WORK TASK: Which lines of the entries below contain the string "title"? Copy each one.

*** Opening DATA FOR REVIEW ***

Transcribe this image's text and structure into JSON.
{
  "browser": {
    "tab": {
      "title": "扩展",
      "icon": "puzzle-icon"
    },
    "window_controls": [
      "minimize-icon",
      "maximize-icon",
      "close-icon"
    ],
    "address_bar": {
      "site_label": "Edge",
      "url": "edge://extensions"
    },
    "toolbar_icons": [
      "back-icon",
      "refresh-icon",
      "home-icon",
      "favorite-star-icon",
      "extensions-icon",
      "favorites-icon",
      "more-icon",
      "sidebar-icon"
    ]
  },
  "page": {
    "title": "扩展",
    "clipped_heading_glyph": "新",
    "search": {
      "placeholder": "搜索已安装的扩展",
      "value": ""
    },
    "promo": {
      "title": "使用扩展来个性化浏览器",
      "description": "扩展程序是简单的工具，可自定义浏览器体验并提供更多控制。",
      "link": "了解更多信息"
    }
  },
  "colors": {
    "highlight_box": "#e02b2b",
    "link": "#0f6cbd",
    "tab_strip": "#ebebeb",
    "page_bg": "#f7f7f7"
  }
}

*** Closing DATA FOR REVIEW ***

EXERCISE ANSWER:
      "title": "扩展",
    "title": "扩展",
      "title": "使用扩展来个性化浏览器",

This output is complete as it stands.